    You got a lot of sediment in your water supply? I wished I lived closer, I would have given you a hand with that chore.

  11. Norman says:

    Might it be possible to flush the sediment from the tank instead of shovel-bucketing it out? Both would require draining the tank, and entering it, so confined space protocol dicates minimum 2 people (and escape/retrieval planning), but with a “reserve water supply” (whatever that means in your circumstances) it might be possible to disconnect the output, and with pressurized & sprayed flow, turn the sediment into a slurry that could drain out.

    I think I mentioned this before, but some sort of sediment trap may be useful; running the incoming water through a couple 55 gallon drums might do it, assuming transit velocity is slow enough as to allow settling out of particulates, or perhaps a single 275 gallon IBC, except if the 55G drums have removable lids they’d be easier to keep emptied of sediment. No idea what would be required as to freeze protection, but a simple insulated shed might be enough.

  12. Fwiw – I agree with Norman about the slurry approach – either draining or pumping. A grout pump oughta’ make short work of it!

    If I opted for the draining approach – I might even put in a ‘Y’ divereter up close to the tank just for that purpose. That’d keep most of the sludge out of your own plumbing when you flush out the tank.

  13. Norman says:

    Plug Nickel’s comment got me to thinking – there are such things as submersible electric trash pumps. A quick search of AlGore’s InterTubes says ~$250-300 for ones with sufficient GPM to make draining & cleaning a one-day project. No idea if such a thing is “rentable/borrowable” anywhere near you, but the concept may have promise. If there is a way to insert such a pump and push it around the tank floor I know it’d pump water out, and I wonder if it would also extract a sufficient quantity of the sediment to obviate the need for shovels and buckets. An, as long as there’s enough water in the tank to make a pumpable slurry, there would be no need to introduce water from outside to produce it.

    An, as long as the device is there, and there are “willing participants” one may as well add some water and shove the pump around some more from inside the tank and get all of the sediment out (it should also be noted that some means of forcefully introducing fresh air and photons into the tank during the in-tank excursion also need to be included in the project).

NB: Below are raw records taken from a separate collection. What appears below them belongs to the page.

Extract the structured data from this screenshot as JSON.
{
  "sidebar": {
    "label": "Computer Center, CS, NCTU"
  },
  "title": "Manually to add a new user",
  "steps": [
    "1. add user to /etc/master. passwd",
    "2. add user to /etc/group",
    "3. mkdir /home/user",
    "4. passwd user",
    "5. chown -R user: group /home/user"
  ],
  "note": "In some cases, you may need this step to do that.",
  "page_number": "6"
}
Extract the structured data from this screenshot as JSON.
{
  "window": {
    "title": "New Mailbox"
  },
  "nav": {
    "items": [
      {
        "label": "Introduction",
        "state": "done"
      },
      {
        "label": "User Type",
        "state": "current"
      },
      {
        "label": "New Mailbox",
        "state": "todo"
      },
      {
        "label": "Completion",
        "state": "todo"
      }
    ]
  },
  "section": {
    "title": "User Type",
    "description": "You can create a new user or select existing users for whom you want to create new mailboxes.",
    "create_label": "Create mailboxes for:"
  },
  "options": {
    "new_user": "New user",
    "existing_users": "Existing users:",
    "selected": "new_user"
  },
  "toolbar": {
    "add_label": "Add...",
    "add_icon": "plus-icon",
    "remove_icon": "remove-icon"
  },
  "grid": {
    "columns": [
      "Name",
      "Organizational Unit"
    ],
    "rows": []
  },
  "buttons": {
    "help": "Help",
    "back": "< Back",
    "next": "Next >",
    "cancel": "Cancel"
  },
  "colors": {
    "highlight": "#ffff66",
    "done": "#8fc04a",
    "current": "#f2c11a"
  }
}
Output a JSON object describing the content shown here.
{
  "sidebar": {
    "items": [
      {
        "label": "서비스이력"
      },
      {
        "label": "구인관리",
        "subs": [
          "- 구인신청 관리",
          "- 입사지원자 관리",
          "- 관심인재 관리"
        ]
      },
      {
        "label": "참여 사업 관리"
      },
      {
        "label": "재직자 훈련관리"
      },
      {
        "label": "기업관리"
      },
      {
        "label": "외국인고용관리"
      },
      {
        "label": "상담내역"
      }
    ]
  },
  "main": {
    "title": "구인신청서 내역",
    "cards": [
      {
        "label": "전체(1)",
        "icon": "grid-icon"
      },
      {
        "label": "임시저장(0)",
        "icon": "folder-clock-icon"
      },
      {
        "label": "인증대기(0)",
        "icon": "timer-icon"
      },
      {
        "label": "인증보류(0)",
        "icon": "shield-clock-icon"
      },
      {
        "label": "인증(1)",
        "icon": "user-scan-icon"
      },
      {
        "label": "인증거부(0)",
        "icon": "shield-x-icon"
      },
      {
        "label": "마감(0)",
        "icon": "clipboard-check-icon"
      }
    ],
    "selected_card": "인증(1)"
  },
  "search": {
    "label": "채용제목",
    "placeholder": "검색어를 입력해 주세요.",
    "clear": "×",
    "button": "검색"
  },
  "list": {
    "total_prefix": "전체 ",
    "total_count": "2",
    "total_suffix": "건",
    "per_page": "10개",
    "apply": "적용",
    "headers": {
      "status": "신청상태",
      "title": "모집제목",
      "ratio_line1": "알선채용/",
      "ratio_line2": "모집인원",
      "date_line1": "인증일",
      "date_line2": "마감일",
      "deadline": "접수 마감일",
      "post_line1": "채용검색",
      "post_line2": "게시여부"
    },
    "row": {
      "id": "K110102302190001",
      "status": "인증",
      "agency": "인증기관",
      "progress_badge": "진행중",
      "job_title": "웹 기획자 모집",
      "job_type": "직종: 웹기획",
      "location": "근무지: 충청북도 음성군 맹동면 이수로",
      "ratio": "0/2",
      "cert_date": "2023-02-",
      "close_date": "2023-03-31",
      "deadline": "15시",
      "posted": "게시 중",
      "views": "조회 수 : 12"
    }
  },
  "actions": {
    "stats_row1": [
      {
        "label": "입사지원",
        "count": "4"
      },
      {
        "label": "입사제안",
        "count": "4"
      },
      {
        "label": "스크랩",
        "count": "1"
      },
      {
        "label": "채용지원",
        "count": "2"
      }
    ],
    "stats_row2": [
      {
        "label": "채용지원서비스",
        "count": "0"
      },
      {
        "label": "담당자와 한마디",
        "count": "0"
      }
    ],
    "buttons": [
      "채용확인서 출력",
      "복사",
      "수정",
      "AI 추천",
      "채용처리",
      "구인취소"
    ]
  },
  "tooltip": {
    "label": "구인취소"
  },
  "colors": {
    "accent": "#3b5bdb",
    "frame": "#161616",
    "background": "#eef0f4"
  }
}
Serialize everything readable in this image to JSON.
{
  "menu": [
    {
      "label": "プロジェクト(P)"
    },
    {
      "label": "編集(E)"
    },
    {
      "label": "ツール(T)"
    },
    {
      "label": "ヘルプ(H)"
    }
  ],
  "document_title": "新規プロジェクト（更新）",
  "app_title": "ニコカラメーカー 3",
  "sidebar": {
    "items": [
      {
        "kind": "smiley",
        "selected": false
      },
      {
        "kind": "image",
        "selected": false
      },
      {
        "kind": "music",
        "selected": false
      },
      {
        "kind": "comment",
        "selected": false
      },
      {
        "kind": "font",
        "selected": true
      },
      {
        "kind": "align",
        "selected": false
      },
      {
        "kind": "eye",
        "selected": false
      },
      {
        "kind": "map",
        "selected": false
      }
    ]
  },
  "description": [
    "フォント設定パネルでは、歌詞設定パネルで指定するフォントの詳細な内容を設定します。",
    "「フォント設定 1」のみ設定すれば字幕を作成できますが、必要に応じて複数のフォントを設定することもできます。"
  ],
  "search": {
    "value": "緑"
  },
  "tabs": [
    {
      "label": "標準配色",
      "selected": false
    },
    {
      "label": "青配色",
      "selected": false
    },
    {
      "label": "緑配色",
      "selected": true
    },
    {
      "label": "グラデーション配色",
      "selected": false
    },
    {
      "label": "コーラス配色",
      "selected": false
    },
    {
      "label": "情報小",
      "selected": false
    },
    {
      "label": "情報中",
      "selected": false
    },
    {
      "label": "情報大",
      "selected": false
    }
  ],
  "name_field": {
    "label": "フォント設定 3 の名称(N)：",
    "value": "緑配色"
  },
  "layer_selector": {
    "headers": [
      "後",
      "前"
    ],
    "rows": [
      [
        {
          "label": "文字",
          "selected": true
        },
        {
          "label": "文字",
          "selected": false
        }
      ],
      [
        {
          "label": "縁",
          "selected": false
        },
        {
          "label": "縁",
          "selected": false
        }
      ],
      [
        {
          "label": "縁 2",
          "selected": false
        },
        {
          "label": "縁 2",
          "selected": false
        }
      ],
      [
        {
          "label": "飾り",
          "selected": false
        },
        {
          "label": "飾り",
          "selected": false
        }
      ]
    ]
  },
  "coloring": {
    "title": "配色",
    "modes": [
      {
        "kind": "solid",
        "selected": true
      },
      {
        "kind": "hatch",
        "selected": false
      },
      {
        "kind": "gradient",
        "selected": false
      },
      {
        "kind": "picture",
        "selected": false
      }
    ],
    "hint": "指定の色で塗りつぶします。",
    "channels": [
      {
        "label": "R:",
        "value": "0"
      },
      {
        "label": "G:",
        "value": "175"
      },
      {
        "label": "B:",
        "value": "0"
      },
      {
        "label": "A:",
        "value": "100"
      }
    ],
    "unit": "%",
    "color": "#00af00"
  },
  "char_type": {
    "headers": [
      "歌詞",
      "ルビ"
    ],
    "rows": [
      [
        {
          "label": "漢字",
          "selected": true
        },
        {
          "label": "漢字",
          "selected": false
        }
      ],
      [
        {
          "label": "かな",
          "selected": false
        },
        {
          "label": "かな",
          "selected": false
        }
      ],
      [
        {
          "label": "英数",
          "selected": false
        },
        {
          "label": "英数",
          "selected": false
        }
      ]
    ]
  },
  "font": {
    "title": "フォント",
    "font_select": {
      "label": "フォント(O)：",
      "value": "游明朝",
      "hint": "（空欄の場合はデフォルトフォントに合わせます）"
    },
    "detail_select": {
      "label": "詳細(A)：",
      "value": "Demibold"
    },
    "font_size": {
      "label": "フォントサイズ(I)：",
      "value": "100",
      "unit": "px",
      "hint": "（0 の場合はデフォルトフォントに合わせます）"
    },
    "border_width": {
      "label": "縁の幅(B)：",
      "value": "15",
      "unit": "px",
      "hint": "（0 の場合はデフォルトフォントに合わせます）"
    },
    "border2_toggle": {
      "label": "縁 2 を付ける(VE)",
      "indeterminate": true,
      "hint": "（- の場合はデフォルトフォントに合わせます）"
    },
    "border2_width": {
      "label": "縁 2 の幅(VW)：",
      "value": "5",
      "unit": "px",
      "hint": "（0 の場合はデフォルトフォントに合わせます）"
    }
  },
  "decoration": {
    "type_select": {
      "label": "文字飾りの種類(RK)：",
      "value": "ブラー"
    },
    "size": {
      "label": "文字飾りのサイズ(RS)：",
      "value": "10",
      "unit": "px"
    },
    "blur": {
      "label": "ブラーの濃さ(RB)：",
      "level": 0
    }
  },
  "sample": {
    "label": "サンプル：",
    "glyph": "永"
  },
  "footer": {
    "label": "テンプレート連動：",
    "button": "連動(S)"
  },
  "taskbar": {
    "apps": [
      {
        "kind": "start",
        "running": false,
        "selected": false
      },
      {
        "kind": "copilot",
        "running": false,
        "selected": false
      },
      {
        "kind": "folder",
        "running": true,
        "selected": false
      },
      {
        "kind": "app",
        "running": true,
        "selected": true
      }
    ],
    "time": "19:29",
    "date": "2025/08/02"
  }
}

    Is there some way to determine just how much sediment is in the tank? You’re estimating about a ton.

To the stake with the heretic!